● PROBLEM TO WORK ON
Word for word, restate the data that follows, omitting the images.

● DATA RECORDS

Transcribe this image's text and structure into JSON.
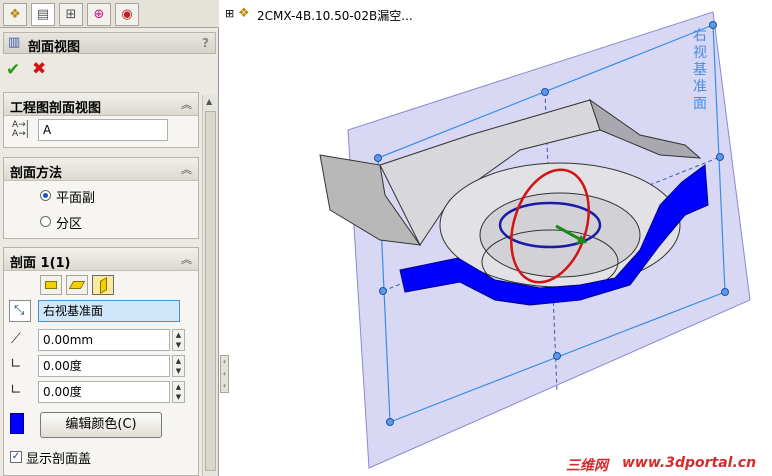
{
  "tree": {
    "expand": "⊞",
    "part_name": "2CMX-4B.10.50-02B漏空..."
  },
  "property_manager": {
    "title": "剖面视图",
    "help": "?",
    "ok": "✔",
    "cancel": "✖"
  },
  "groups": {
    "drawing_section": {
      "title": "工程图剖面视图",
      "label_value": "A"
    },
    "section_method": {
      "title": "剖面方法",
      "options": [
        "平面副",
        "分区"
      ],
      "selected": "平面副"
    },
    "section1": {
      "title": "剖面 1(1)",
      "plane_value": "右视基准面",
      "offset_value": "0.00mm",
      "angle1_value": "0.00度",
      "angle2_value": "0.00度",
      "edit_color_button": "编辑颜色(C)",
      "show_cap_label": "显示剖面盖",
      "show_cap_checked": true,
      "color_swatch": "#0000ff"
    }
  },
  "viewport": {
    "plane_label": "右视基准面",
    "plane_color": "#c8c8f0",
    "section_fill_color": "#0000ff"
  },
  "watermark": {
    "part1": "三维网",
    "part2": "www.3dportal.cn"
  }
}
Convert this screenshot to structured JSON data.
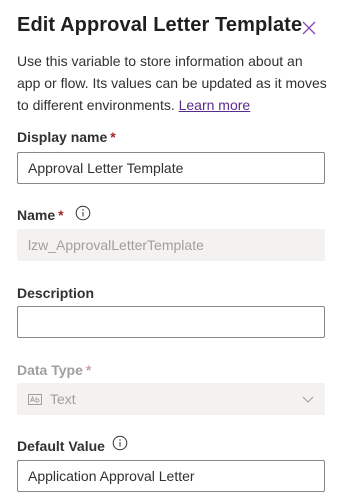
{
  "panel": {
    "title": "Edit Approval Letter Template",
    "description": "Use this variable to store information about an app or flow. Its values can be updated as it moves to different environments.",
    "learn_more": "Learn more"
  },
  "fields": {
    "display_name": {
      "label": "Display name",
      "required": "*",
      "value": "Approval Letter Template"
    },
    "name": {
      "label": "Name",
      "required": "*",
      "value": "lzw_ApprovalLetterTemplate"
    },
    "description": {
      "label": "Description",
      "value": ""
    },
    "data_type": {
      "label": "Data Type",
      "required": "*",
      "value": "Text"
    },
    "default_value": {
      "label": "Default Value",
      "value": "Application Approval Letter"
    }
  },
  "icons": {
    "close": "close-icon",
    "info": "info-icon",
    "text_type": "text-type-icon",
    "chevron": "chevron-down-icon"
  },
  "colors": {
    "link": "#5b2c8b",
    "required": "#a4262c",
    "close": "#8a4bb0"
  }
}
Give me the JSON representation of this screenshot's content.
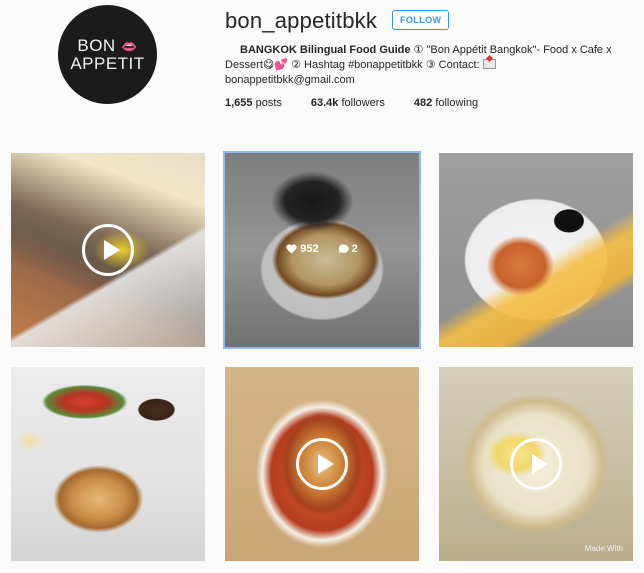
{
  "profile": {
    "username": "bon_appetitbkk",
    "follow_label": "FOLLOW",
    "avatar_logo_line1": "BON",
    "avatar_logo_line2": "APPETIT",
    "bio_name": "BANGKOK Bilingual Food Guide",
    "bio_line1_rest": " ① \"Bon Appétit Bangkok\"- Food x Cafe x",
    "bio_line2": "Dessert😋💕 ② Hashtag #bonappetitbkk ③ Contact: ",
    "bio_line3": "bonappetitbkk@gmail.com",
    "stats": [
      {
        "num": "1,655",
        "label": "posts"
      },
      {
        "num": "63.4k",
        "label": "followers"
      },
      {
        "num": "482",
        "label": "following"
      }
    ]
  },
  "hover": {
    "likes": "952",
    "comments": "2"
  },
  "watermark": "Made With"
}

● SOLUTION
Transcribe this image's text and structure into JSON.
{
  "tree": {
    "expand": "⊞",
    "part_name": "2CMX-4B.10.50-02B漏空..."
  },
  "property_manager": {
    "title": "剖面视图",
    "help": "?",
    "ok": "✔",
    "cancel": "✖"
  },
  "groups": {
    "drawing_section": {
      "title": "工程图剖面视图",
      "label_value": "A"
    },
    "section_method": {
      "title": "剖面方法",
      "options": [
        "平面副",
        "分区"
      ],
      "selected": "平面副"
    },
    "section1": {
      "title": "剖面 1(1)",
      "plane_value": "右视基准面",
      "offset_value": "0.00mm",
      "angle1_value": "0.00度",
      "angle2_value": "0.00度",
      "edit_color_button": "编辑颜色(C)",
      "show_cap_label": "显示剖面盖",
      "show_cap_checked": true,
      "color_swatch": "#0000ff"
    }
  },
  "viewport": {
    "plane_label": "右视基准面",
    "plane_color": "#c8c8f0",
    "section_fill_color": "#0000ff"
  },
  "watermark": {
    "part1": "三维网",
    "part2": "www.3dportal.cn"
  }
}
Convert this screenshot to structured JSON data.
{
  "panel": {
    "title": "Edit Approval Letter Template",
    "description": "Use this variable to store information about an app or flow. Its values can be updated as it moves to different environments.",
    "learn_more": "Learn more"
  },
  "fields": {
    "display_name": {
      "label": "Display name",
      "required": "*",
      "value": "Approval Letter Template"
    },
    "name": {
      "label": "Name",
      "required": "*",
      "value": "lzw_ApprovalLetterTemplate"
    },
    "description": {
      "label": "Description",
      "value": ""
    },
    "data_type": {
      "label": "Data Type",
      "required": "*",
      "value": "Text"
    },
    "default_value": {
      "label": "Default Value",
      "value": "Application Approval Letter"
    }
  },
  "icons": {
    "close": "close-icon",
    "info": "info-icon",
    "text_type": "text-type-icon",
    "chevron": "chevron-down-icon"
  },
  "colors": {
    "link": "#5b2c8b",
    "required": "#a4262c",
    "close": "#8a4bb0"
  }
}
Give me the JSON representation of this screenshot's content.
{
  "profile": {
    "username": "bon_appetitbkk",
    "follow_label": "FOLLOW",
    "avatar_logo_line1": "BON",
    "avatar_logo_line2": "APPETIT",
    "bio_name": "BANGKOK Bilingual Food Guide",
    "bio_line1_rest": " ① \"Bon Appétit Bangkok\"- Food x Cafe x",
    "bio_line2": "Dessert😋💕 ② Hashtag #bonappetitbkk ③ Contact: ",
    "bio_line3": "bonappetitbkk@gmail.com",
    "stats": [
      {
        "num": "1,655",
        "label": "posts"
      },
      {
        "num": "63.4k",
        "label": "followers"
      },
      {
        "num": "482",
        "label": "following"
      }
    ]
  },
  "hover": {
    "likes": "952",
    "comments": "2"
  },
  "watermark": "Made With"
}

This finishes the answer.